It offers a number of route variations: a Robben Island crossing from Robben Island to Blouberg Beach or Three Anchor Bay, or around the Island or any combination thereof.
Robben Island lies in Table Bay, some 7.4km from the nearest land and within sight of Cape Town. The Island is of considerable historical and political significance to South Africans and is a World Heritage Site. The buildings on the Island are a reminder of its sad history but the same buildings also show the power of the human spirit, freedom and the victory of democracy over oppression.
The first Robben Island swim was recorded swim in 1909 when Henry Charteris Hooper swam from Robben Island to the old Cape Town harbour. It took Hooper just under 7 hours to complete the swim of approximately 11km. Since then hundreds of individuals have done the crossing from or to Robben Island and various points on the coast. Despite the relatively short distances (the main swims between Robben Island and the mainland are between 7.4km and 11km) swimming Robben Island has become a challenge even to accomplished swimmers, mostly due to the cold water temperature. The swim remains an ideal for many swimmers worldwide because of the physical challenge, as well as the historical significance of the Island.

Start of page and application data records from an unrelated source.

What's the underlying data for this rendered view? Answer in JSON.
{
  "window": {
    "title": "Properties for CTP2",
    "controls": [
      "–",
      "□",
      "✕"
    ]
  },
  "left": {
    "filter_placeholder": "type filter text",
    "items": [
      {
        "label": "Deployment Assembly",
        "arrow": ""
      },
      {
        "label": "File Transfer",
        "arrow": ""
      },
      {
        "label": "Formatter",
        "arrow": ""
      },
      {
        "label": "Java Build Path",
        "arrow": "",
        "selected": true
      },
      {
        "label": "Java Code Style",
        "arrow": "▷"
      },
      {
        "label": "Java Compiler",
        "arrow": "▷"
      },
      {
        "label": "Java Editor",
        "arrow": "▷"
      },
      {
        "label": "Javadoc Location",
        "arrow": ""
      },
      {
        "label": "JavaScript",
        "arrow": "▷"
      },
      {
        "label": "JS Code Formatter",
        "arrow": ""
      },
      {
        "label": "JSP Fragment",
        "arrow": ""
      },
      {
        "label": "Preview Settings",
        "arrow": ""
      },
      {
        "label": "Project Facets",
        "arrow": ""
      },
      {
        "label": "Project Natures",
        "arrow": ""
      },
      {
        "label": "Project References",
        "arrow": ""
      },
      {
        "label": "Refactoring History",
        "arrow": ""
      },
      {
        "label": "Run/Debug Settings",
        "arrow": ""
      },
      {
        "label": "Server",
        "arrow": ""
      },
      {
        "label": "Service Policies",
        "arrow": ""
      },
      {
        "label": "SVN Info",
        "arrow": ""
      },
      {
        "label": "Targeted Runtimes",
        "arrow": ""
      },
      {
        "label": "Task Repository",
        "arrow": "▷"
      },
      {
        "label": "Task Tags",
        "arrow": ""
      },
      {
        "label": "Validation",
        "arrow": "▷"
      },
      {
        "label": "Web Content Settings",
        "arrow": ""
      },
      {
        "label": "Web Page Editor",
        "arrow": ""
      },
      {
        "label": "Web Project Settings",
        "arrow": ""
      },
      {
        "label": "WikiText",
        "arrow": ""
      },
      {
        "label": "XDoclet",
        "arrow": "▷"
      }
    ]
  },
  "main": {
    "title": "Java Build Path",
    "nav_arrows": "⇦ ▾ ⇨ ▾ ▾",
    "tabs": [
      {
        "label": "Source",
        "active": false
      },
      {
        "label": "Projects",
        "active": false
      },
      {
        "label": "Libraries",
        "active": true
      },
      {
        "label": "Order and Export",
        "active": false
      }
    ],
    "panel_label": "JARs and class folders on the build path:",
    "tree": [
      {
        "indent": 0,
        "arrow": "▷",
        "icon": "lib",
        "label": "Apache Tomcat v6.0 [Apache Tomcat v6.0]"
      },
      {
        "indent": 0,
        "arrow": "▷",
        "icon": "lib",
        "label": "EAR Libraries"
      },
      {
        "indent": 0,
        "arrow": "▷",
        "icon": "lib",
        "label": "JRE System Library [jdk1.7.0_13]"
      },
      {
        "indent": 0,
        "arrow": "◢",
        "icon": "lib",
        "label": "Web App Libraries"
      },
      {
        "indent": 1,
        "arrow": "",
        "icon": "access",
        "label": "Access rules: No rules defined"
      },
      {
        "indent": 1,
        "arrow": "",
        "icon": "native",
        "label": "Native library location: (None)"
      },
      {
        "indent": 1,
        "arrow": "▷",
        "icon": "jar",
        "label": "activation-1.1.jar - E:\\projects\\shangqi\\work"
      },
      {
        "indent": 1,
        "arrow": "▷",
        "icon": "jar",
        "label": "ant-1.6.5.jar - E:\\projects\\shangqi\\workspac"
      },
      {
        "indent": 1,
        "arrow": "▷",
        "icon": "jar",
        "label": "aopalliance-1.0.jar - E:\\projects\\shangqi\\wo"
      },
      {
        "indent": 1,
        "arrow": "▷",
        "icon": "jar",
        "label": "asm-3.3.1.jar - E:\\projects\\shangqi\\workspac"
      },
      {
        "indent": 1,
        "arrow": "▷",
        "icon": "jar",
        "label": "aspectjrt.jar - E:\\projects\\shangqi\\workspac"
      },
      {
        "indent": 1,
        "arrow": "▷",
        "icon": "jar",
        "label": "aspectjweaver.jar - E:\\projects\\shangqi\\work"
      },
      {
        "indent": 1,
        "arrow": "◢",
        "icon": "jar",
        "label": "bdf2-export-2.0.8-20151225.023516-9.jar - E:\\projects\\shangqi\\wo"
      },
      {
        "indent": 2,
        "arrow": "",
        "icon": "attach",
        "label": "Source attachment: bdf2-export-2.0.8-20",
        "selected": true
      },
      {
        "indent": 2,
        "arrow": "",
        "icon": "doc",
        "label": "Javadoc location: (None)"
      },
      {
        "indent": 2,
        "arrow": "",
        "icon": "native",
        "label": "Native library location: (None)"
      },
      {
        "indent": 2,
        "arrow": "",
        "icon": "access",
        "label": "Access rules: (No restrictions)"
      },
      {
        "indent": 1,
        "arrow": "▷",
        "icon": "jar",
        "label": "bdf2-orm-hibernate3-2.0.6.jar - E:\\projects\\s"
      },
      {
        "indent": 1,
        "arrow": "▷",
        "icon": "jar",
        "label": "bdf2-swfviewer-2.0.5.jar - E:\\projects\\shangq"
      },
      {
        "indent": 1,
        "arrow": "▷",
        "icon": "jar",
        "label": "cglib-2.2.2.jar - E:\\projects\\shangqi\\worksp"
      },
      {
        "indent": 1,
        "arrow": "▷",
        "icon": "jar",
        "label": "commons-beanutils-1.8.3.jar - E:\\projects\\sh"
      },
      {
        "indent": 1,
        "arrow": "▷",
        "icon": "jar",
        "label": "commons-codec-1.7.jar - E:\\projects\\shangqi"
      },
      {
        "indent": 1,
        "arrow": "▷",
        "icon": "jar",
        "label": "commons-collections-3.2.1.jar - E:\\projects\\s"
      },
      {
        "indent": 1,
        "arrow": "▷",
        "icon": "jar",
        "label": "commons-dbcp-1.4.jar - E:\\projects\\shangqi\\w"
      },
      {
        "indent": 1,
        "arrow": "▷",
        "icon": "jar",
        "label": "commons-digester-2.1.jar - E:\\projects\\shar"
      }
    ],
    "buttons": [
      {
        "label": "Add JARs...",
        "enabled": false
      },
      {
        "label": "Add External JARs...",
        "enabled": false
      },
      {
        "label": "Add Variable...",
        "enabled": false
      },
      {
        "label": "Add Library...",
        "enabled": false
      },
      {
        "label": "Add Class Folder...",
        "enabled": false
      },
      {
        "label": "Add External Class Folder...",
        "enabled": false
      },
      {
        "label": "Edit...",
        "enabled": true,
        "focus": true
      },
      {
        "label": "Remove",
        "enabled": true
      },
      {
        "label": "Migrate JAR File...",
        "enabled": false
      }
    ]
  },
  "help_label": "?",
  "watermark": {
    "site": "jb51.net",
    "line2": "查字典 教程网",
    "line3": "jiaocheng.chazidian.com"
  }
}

Whether to start this swim on the Island or on the mainland depends on wind and current direction. Most Robben Island swims are from the Island to Big Bay. The Robben Island crossing has been swum as a double, triple and even a quadruple.
The swim can be done either way, all depends on wind and current direction.
This swim generally goes from Three Anchor Bay to Robben Island to Blouberg. The predominant wind dictates direction.
The swim is done clockwise or anti-clockwise, depending on currents and the preference of the swimmer.
12 - 15 °C
1909 Henry Charteris Hooper
2004 Aditja Raout
2014 Otto Thaning
2013 Troy Prinsloo 01:23:54